▶ Task description
Reproduce the records precisely. Omit every picture.

--- Records for this task Enclosed Below ---

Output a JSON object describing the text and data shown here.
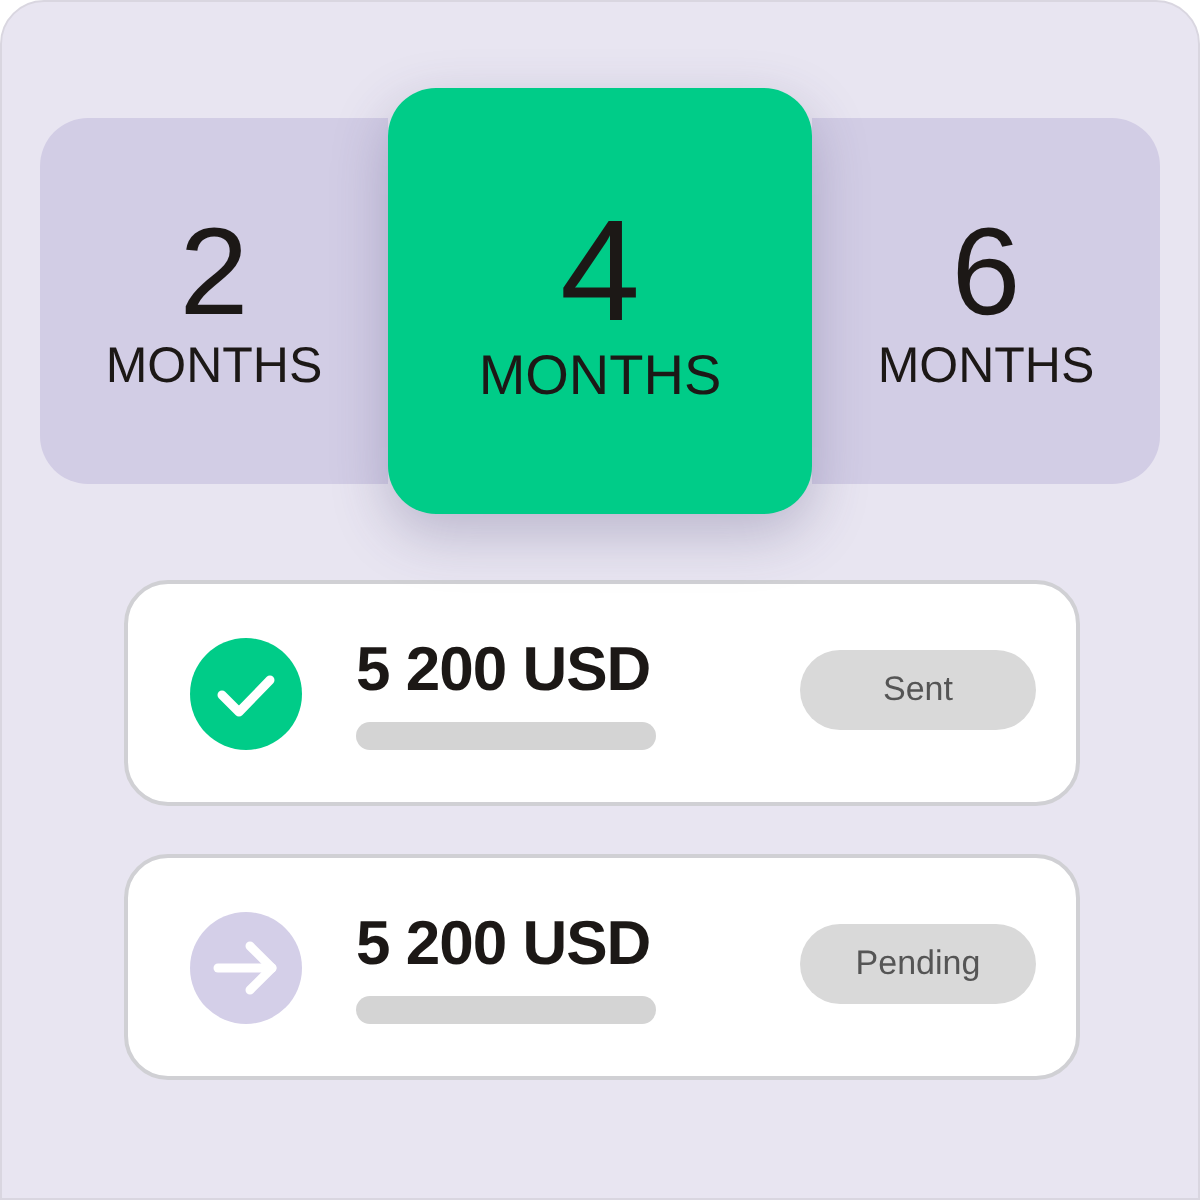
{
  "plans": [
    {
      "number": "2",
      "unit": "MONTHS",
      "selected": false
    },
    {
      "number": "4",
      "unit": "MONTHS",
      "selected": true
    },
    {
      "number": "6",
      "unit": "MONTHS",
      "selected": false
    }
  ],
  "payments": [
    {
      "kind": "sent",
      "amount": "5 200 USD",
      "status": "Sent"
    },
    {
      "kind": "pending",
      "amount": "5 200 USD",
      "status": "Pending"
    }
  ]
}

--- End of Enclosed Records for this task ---

▶ Answer section
Output a JSON object describing the text and data shown here.
{
  "plans": [
    {
      "number": "2",
      "unit": "MONTHS",
      "selected": false
    },
    {
      "number": "4",
      "unit": "MONTHS",
      "selected": true
    },
    {
      "number": "6",
      "unit": "MONTHS",
      "selected": false
    }
  ],
  "payments": [
    {
      "kind": "sent",
      "amount": "5 200 USD",
      "status": "Sent"
    },
    {
      "kind": "pending",
      "amount": "5 200 USD",
      "status": "Pending"
    }
  ]
}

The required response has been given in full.